Working with Horan were Larry Alvarez, a New Mexico State electrical engineering technician; Michael Jourdan, an electrical engineering major; and Allison Silva, an engineering technology major.

Three Corner Sat mission, which uses the miniature "nanosatellites," is a joint project of New Mexico State, the University of Colorado at Boulder, Arizona State University and NASA. The three satellites will be launched in a stack configuration from a space shuttle in 2003 and will then separate to form a "virtual formation." According to NASA, the goal is to demonstrate stereo imaging, formation flying and innovative new on-board software that makes some of its own decisions based on data from sensors such as cameras.

The Continuous Activity Scheduling, Planning, Execution and Replanning (CASPER) software builds on previous NASA efforts to use artificial intelligence to control spacecraft. The CASPER software was built by personnel at the University of Colorado at Boulder, but the communications system that transmits information to CASPER from Earth and between the three satellites is the work of Horan and his colleagues at New Mexico State.

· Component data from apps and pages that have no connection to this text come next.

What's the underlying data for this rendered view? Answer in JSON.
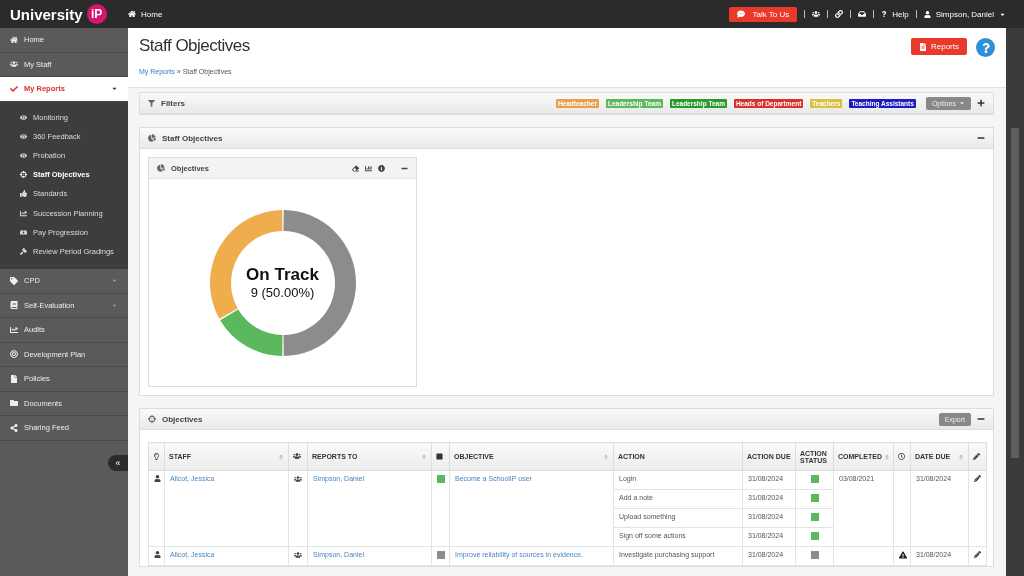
{
  "brand": {
    "name": "University",
    "badge": "iP"
  },
  "topbar": {
    "home": "Home",
    "talk": "Talk To Us",
    "help": "Help",
    "user": "Simpson, Daniel"
  },
  "sidebar": {
    "items": [
      {
        "label": "Home",
        "selected": false
      },
      {
        "label": "My Staff",
        "selected": false
      },
      {
        "label": "My Reports",
        "selected": true,
        "expanded": true,
        "children": [
          {
            "label": "Monitoring",
            "selected": false
          },
          {
            "label": "360 Feedback",
            "selected": false
          },
          {
            "label": "Probation",
            "selected": false
          },
          {
            "label": "Staff Objectives",
            "selected": true
          },
          {
            "label": "Standards",
            "selected": false
          },
          {
            "label": "Succession Planning",
            "selected": false
          },
          {
            "label": "Pay Progression",
            "selected": false
          },
          {
            "label": "Review Period Gradings",
            "selected": false
          }
        ]
      },
      {
        "label": "CPD",
        "selected": false,
        "expanded": false
      },
      {
        "label": "Self-Evaluation",
        "selected": false,
        "expanded": false
      },
      {
        "label": "Audits",
        "selected": false
      },
      {
        "label": "Development Plan",
        "selected": false
      },
      {
        "label": "Policies",
        "selected": false
      },
      {
        "label": "Documents",
        "selected": false
      },
      {
        "label": "Sharing Feed",
        "selected": false
      }
    ],
    "collapse": "«"
  },
  "page": {
    "title": "Staff Objectives",
    "breadcrumb_link": "My Reports",
    "breadcrumb_current": "» Staff Objectives",
    "reports_button": "Reports"
  },
  "filters": {
    "title": "Filters",
    "options": "Options",
    "tags": [
      {
        "label": "Headteacher",
        "color": "#e8a04c"
      },
      {
        "label": "Leadership Team",
        "color": "#5cb85c"
      },
      {
        "label": "Leadership Team",
        "color": "#2a9a2a"
      },
      {
        "label": "Heads of Department",
        "color": "#d9312b"
      },
      {
        "label": "Teachers",
        "color": "#d4c240"
      },
      {
        "label": "Teaching Assistants",
        "color": "#1c1cbf"
      }
    ]
  },
  "summary": {
    "title": "Staff Objectives",
    "widget_title": "Objectives",
    "center_title": "On Track",
    "center_value": "9 (50.00%)"
  },
  "objectives": {
    "title": "Objectives",
    "export": "Export",
    "columns": [
      {
        "label": "STAFF",
        "sortable": true
      },
      {
        "label": "REPORTS TO",
        "sortable": true
      },
      {
        "label": "OBJECTIVE",
        "sortable": true
      },
      {
        "label": "ACTION"
      },
      {
        "label": "ACTION DUE"
      },
      {
        "label": "ACTION STATUS"
      },
      {
        "label": "COMPLETED",
        "sortable": true
      },
      {
        "label": "DATE DUE",
        "sortable": true
      }
    ],
    "rows": [
      {
        "staff": "Allcot, Jessica",
        "reports_to": "Simpson, Daniel",
        "color": "#5cb85c",
        "objective": "Become a SchoolIP user",
        "completed": "03/08/2021",
        "overdue": false,
        "date_due": "31/08/2024",
        "actions": [
          {
            "action": "Login",
            "due": "31/08/2024",
            "color": "#5cb85c"
          },
          {
            "action": "Add a note",
            "due": "31/08/2024",
            "color": "#5cb85c"
          },
          {
            "action": "Upload something",
            "due": "31/08/2024",
            "color": "#5cb85c"
          },
          {
            "action": "Sign off some actions",
            "due": "31/08/2024",
            "color": "#5cb85c"
          }
        ]
      },
      {
        "staff": "Allcot, Jessica",
        "reports_to": "Simpson, Daniel",
        "color": "#8c8c8c",
        "objective": "Improve reliability of sources in evidence.",
        "overdue": true,
        "date_due": "31/08/2024",
        "actions": [
          {
            "action": "Investigate purchasing support",
            "due": "31/08/2024",
            "color": "#8c8c8c"
          }
        ]
      }
    ]
  }
}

"A computer in each satellite, a control computer at Colorado University and computers at ground stations here and at Arizona State send data back and forth over the radio link we designed. The transmitter and receiver are a single unit about the size of a cell phone," Horan said.

"We're not using amateur radio frequencies, but the units were easy to modify into the frequencies we're using," he added.

Once the satellites are launched, personnel at a ground station on the New Mexico State campus, along with personnel at Arizona State and the University of Colorado-Boulder, will help monitor the satellites' program and transfer data from their respective ground stations, Horan said.

While it is unusual to order catalog parts for a NASA project, Horan said, he and his colleagues decided to do it this time because of the deadlines and bare-bones budget of the Three Corner Satellite project.

"Normally, the radios for a project like this would cost between $20,000 and $50,000. Ours cost roughly $500 each. Satellites normally cost over $1 million, but we were given about $100,000 for each satellite on this project," he said.

Funding for the project comes from the U. S. Air Force Office of Sponsored Research, the Defense Advanced Projects Agency and NASA. Technical support has been provided by the Air Force and NASA.